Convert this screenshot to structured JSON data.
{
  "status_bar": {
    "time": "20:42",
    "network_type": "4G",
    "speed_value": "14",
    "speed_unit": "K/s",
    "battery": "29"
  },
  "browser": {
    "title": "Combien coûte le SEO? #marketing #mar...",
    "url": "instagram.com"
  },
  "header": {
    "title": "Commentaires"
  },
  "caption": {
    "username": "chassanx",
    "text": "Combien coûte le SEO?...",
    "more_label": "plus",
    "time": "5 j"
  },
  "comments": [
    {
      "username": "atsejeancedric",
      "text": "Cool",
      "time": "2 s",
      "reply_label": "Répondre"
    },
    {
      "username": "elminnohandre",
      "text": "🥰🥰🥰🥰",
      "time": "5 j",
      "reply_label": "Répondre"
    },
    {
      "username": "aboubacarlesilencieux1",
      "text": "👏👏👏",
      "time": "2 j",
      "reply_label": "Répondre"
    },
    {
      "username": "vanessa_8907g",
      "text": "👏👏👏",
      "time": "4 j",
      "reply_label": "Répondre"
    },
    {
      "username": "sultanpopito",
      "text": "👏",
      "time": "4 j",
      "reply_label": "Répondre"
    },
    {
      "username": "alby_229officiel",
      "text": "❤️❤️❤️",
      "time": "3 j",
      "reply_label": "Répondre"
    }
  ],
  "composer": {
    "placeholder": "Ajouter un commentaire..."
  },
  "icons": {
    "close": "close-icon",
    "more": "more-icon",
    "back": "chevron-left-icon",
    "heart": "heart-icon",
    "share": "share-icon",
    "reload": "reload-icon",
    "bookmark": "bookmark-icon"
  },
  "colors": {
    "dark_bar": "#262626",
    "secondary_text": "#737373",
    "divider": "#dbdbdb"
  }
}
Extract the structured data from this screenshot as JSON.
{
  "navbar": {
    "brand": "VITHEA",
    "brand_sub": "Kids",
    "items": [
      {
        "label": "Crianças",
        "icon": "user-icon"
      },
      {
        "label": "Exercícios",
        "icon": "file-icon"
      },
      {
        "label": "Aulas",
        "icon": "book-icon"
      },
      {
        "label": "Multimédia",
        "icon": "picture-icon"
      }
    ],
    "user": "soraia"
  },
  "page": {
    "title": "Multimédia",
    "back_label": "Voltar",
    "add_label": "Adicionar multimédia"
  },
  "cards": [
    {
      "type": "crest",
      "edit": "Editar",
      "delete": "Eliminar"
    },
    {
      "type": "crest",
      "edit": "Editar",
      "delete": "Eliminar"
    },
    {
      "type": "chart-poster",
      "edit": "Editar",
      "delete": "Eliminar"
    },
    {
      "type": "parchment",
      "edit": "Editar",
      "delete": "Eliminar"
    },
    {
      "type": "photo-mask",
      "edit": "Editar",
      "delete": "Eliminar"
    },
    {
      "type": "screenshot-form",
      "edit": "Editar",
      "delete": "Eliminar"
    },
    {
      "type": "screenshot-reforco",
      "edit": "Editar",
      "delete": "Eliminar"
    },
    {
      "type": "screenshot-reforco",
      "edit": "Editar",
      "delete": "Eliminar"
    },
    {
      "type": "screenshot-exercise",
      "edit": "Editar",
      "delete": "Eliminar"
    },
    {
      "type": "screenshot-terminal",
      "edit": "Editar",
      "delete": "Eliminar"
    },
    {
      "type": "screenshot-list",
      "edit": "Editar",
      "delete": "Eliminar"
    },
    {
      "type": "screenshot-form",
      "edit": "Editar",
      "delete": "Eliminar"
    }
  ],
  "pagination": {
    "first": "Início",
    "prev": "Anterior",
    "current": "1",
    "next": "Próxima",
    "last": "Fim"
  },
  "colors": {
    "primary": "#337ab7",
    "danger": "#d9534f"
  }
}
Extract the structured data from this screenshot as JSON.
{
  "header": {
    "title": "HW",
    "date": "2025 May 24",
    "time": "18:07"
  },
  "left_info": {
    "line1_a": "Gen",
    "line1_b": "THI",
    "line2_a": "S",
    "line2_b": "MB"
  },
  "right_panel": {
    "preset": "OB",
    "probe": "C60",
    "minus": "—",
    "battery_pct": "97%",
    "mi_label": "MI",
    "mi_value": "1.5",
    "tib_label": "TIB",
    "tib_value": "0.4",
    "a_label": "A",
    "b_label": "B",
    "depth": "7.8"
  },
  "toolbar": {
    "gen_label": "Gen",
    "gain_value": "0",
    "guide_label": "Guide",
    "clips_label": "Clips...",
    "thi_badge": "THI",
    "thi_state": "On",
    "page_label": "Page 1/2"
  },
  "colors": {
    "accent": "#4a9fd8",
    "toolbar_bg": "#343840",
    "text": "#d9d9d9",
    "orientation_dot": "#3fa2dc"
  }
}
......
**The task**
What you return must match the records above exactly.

**Response box**
Convert this screenshot to structured JSON data.
{
  "status_bar": {
    "time": "20:42",
    "network_type": "4G",
    "speed_value": "14",
    "speed_unit": "K/s",
    "battery": "29"
  },
  "browser": {
    "title": "Combien coûte le SEO? #marketing #mar...",
    "url": "instagram.com"
  },
  "header": {
    "title": "Commentaires"
  },
  "caption": {
    "username": "chassanx",
    "text": "Combien coûte le SEO?...",
    "more_label": "plus",
    "time": "5 j"
  },
  "comments": [
    {
      "username": "atsejeancedric",
      "text": "Cool",
      "time": "2 s",
      "reply_label": "Répondre"
    },
    {
      "username": "elminnohandre",
      "text": "🥰🥰🥰🥰",
      "time": "5 j",
      "reply_label": "Répondre"
    },
    {
      "username": "aboubacarlesilencieux1",
      "text": "👏👏👏",
      "time": "2 j",
      "reply_label": "Répondre"
    },
    {
      "username": "vanessa_8907g",
      "text": "👏👏👏",
      "time": "4 j",
      "reply_label": "Répondre"
    },
    {
      "username": "sultanpopito",
      "text": "👏",
      "time": "4 j",
      "reply_label": "Répondre"
    },
    {
      "username": "alby_229officiel",
      "text": "❤️❤️❤️",
      "time": "3 j",
      "reply_label": "Répondre"
    }
  ],
  "composer": {
    "placeholder": "Ajouter un commentaire..."
  },
  "icons": {
    "close": "close-icon",
    "more": "more-icon",
    "back": "chevron-left-icon",
    "heart": "heart-icon",
    "share": "share-icon",
    "reload": "reload-icon",
    "bookmark": "bookmark-icon"
  },
  "colors": {
    "dark_bar": "#262626",
    "secondary_text": "#737373",
    "divider": "#dbdbdb"
  }
}
Extract the structured data from this screenshot as JSON.
{
  "navbar": {
    "brand": "VITHEA",
    "brand_sub": "Kids",
    "items": [
      {
        "label": "Crianças",
        "icon": "user-icon"
      },
      {
        "label": "Exercícios",
        "icon": "file-icon"
      },
      {
        "label": "Aulas",
        "icon": "book-icon"
      },
      {
        "label": "Multimédia",
        "icon": "picture-icon"
      }
    ],
    "user": "soraia"
  },
  "page": {
    "title": "Multimédia",
    "back_label": "Voltar",
    "add_label": "Adicionar multimédia"
  },
  "cards": [
    {
      "type": "crest",
      "edit": "Editar",
      "delete": "Eliminar"
    },
    {
      "type": "crest",
      "edit": "Editar",
      "delete": "Eliminar"
    },
    {
      "type": "chart-poster",
      "edit": "Editar",
      "delete": "Eliminar"
    },
    {
      "type": "parchment",
      "edit": "Editar",
      "delete": "Eliminar"
    },
    {
      "type": "photo-mask",
      "edit": "Editar",
      "delete": "Eliminar"
    },
    {
      "type": "screenshot-form",
      "edit": "Editar",
      "delete": "Eliminar"
    },
    {
      "type": "screenshot-reforco",
      "edit": "Editar",
      "delete": "Eliminar"
    },
    {
      "type": "screenshot-reforco",
      "edit": "Editar",
      "delete": "Eliminar"
    },
    {
      "type": "screenshot-exercise",
      "edit": "Editar",
      "delete": "Eliminar"
    },
    {
      "type": "screenshot-terminal",
      "edit": "Editar",
      "delete": "Eliminar"
    },
    {
      "type": "screenshot-list",
      "edit": "Editar",
      "delete": "Eliminar"
    },
    {
      "type": "screenshot-form",
      "edit": "Editar",
      "delete": "Eliminar"
    }
  ],
  "pagination": {
    "first": "Início",
    "prev": "Anterior",
    "current": "1",
    "next": "Próxima",
    "last": "Fim"
  },
  "colors": {
    "primary": "#337ab7",
    "danger": "#d9534f"
  }
}
Extract the structured data from this screenshot as JSON.
{
  "header": {
    "title": "HW",
    "date": "2025 May 24",
    "time": "18:07"
  },
  "left_info": {
    "line1_a": "Gen",
    "line1_b": "THI",
    "line2_a": "S",
    "line2_b": "MB"
  },
  "right_panel": {
    "preset": "OB",
    "probe": "C60",
    "minus": "—",
    "battery_pct": "97%",
    "mi_label": "MI",
    "mi_value": "1.5",
    "tib_label": "TIB",
    "tib_value": "0.4",
    "a_label": "A",
    "b_label": "B",
    "depth": "7.8"
  },
  "toolbar": {
    "gen_label": "Gen",
    "gain_value": "0",
    "guide_label": "Guide",
    "clips_label": "Clips...",
    "thi_badge": "THI",
    "thi_state": "On",
    "page_label": "Page 1/2"
  },
  "colors": {
    "accent": "#4a9fd8",
    "toolbar_bg": "#343840",
    "text": "#d9d9d9",
    "orientation_dot": "#3fa2dc"
  }
}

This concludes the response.